James Bond is a timeless franchise that still holds up to today's standards, right? Looking back at the original '60s outings of our favorite MI6 agent and we might be in for a surprise. The original Casino Royale was a camp, sexist and xenophobic romp with Richard Niven asleep at the wheel. Daniel Craig's Bond was much more complex and world-weary. His womanizing was seen more as a hollow pursuit of a self-destructive husk of a man (a la Don Draper). The new Casino Royale reinvented James Bond as we know him and brought him into the 21st century in style.
6. The Manchurian Candidate
- Original title: The Manchurian Candidate
- Year of original: 1962
- Reboot title: The Manchurian Candidate
- Year of reboot: 2004
In the new and improved Manchurian Candidate, Denzel pulls out one of the performances of his career that completely overshadows Frank Sinatra's half-hearted acting. Accompanied by Meryl Streep and Liev Schreiber, Washington gave the the intricate and complex novel the film adaptation it deserved.
7. The Fly
- Original title: The Fly
- Year of original: 1958

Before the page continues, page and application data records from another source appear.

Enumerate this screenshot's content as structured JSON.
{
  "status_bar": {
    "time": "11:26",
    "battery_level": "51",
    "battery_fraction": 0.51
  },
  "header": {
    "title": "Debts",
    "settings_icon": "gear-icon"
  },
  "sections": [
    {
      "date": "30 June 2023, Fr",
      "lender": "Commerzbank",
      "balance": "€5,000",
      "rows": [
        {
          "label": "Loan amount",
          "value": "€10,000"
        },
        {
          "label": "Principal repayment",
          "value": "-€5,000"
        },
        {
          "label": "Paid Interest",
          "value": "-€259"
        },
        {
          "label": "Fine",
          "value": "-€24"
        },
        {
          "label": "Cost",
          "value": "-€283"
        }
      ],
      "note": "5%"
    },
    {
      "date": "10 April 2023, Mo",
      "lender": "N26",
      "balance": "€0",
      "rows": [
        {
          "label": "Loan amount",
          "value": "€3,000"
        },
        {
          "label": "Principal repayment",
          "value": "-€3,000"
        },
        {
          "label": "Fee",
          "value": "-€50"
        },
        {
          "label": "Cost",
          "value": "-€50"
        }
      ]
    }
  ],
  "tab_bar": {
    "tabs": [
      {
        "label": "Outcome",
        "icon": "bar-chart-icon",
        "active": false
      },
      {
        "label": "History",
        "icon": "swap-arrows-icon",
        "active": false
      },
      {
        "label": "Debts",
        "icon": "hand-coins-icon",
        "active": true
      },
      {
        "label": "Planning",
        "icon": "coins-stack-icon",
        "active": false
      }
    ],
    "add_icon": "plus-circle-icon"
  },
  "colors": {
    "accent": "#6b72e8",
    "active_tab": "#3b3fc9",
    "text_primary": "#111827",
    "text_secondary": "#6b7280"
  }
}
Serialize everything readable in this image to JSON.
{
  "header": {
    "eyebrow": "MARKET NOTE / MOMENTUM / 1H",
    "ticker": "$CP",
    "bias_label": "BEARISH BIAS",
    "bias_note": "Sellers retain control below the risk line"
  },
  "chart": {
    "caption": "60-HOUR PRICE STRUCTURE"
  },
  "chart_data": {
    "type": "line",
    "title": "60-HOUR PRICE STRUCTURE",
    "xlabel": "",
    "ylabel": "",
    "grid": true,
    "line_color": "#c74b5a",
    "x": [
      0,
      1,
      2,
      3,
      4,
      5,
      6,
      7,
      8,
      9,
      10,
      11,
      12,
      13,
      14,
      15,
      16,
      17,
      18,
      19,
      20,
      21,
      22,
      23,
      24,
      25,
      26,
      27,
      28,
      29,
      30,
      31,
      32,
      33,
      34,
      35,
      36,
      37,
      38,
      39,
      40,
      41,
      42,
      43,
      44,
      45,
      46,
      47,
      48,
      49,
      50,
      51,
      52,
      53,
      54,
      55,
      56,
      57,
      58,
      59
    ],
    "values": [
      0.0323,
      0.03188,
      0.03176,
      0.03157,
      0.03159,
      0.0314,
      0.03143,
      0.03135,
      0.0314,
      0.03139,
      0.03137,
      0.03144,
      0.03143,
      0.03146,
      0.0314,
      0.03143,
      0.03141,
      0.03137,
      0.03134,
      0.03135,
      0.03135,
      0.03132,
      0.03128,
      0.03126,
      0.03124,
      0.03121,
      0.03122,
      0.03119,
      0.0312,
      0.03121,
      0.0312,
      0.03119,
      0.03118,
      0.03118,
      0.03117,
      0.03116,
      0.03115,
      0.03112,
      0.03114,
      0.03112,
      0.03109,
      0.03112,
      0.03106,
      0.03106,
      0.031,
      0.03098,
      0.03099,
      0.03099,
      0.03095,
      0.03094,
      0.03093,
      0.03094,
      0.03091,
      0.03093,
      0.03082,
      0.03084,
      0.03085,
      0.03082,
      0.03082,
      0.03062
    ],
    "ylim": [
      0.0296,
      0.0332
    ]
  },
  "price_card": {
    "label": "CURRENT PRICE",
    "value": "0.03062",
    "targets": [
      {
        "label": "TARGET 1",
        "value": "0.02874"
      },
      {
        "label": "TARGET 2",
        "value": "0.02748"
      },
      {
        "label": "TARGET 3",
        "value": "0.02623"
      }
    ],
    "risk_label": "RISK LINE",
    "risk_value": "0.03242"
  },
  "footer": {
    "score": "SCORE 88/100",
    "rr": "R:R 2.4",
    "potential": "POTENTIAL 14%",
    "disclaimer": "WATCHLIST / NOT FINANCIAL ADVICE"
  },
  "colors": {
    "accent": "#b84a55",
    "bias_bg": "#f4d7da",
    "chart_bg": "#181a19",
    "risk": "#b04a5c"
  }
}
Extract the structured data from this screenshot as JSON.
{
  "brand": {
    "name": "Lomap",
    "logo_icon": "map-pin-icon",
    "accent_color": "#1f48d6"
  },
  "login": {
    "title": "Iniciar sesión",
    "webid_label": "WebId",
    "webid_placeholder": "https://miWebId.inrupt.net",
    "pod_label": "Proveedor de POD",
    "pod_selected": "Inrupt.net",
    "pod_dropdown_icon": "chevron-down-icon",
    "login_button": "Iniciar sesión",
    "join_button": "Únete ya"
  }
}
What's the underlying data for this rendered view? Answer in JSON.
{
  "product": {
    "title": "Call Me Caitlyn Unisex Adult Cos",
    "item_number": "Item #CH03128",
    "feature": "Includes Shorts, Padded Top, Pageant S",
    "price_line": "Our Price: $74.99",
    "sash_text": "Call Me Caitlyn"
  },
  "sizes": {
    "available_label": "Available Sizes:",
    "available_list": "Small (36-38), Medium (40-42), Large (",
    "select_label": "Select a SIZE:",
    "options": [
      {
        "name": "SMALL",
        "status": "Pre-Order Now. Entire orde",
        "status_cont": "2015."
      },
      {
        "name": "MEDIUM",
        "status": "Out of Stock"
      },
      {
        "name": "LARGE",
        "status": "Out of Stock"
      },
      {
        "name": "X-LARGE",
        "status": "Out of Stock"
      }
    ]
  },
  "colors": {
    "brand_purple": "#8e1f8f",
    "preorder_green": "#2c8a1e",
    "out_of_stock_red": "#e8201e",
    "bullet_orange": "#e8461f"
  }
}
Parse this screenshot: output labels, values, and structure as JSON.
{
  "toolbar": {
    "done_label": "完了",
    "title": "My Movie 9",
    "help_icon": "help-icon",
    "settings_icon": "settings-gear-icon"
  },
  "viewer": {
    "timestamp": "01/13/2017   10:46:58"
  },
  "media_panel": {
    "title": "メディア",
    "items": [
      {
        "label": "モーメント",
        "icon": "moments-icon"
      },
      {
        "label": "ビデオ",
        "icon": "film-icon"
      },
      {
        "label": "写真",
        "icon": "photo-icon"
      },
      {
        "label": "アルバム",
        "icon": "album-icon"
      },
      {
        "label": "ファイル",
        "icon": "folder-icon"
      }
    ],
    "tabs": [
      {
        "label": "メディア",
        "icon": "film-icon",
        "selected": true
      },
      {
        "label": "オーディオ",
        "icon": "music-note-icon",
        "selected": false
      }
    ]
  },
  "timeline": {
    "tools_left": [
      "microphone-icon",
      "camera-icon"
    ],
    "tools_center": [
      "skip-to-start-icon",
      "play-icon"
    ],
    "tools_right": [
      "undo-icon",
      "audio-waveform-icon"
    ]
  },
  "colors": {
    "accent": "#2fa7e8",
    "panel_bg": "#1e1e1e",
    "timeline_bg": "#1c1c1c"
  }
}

- Reboot title: The Fly
- Year of reboot: 1986
Much like Carpenter did with The Thing, Cronenberg took an old B-movie premise, lifted the hood and replaced everything with his own disgusting vision of fresh horror. The first half of the film seems to revel in it's B-movie origins with Jeff Golblum slipping into the whacky scientist role. Cronenberg eases the audience into a false sense of comfort by using stereotypes from old science fiction films. One you're relaxed in your seat, The Fly jumps into sixth gear and Goldlum's revolting transformation becomes the stuff of nightmares.
8. The Departed
Check out the trailer for Infernal Affairs below:
- Original title: Infernal Affairs
- Year of original: 2002
- Reboot title: The Departed
- Year of reboot: 2006
Infernal Affairs was a riveting police thriller with an intelligent story that sprinkled some life into a tired genre. The Chinese film caught Scorsese's eye and he used the ingenious premise to tell the story of gangsters in Boston. The remake went on to be one of Scorsese's modern masterpieces and gave audiences the best Jack Nicholson performance in decades as the evil Mob boss.
9. Some Like It Hot
- Original title: Fanfare D'amour
- Year of original: 1935
- Reboot title: Some Like it Hot
- Year of reboot: 1959
Most people won't know the obscure French film that inspired Some Like It Hot, mostly because the remake is still, to this day, ranked as one of the best comedies ever. Marilyn Monroe lights up the film with her incomparable grace and elegance that continues to leave audiences as entranced as Jack Lemon and Tony Curtis.
- Original title: L.A Takedown
- Year of original: 1989
- Reboot title: Heat
- Year of reboot: 1995
L.A Takedown was Michael Mann's unsuccessful pilot about a gang of L.A bank robbers that suffered from oppressive intervention from NBC producers and sadly never made it to our TV screens. In 1995, he decided to dust off the script and remake the pilot into a film. This time he could work with the freedom that comes with being an established director. Even better, the addition of DeNiro and Pacino going head to head made for one of the most iconic showdowns in film history. Most directors don't get a second chance at remaking their own films but Michael Mann showed the world that everyone deserves a second chance.
What's your favorite reboot?